= TO DO =
Would you repeat the whole listing exactly, pictures excluded?

= EXTRACTED ENTRIES =
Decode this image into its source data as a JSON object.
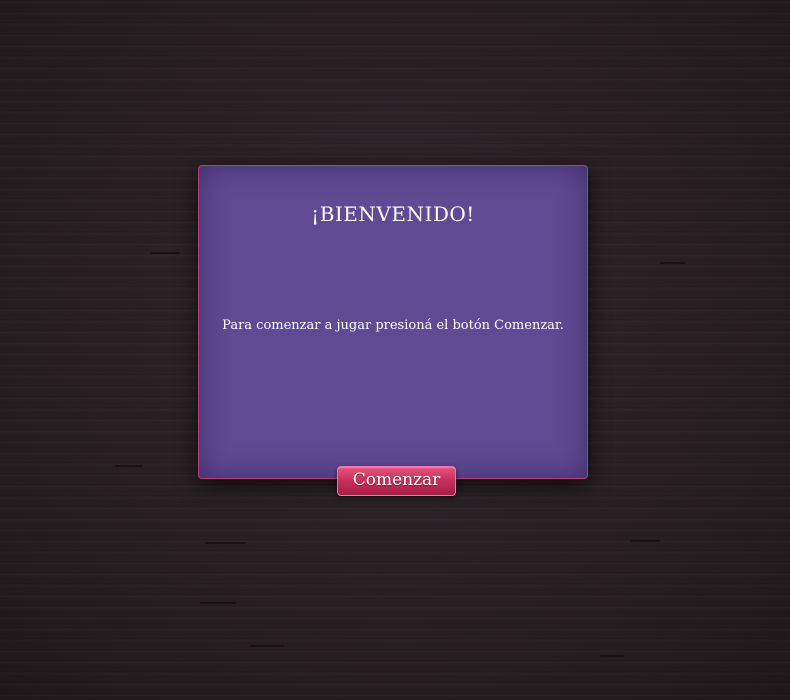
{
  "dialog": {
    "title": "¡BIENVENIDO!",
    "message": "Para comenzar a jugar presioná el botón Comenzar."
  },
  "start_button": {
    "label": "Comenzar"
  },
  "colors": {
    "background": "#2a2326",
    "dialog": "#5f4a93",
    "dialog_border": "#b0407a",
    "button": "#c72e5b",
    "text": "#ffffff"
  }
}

= SOLUTION =
Decode this image into its source data as a JSON object.
{
  "dialog": {
    "title": "¡BIENVENIDO!",
    "message": "Para comenzar a jugar presioná el botón Comenzar."
  },
  "start_button": {
    "label": "Comenzar"
  },
  "colors": {
    "background": "#2a2326",
    "dialog": "#5f4a93",
    "dialog_border": "#b0407a",
    "button": "#c72e5b",
    "text": "#ffffff"
  }
}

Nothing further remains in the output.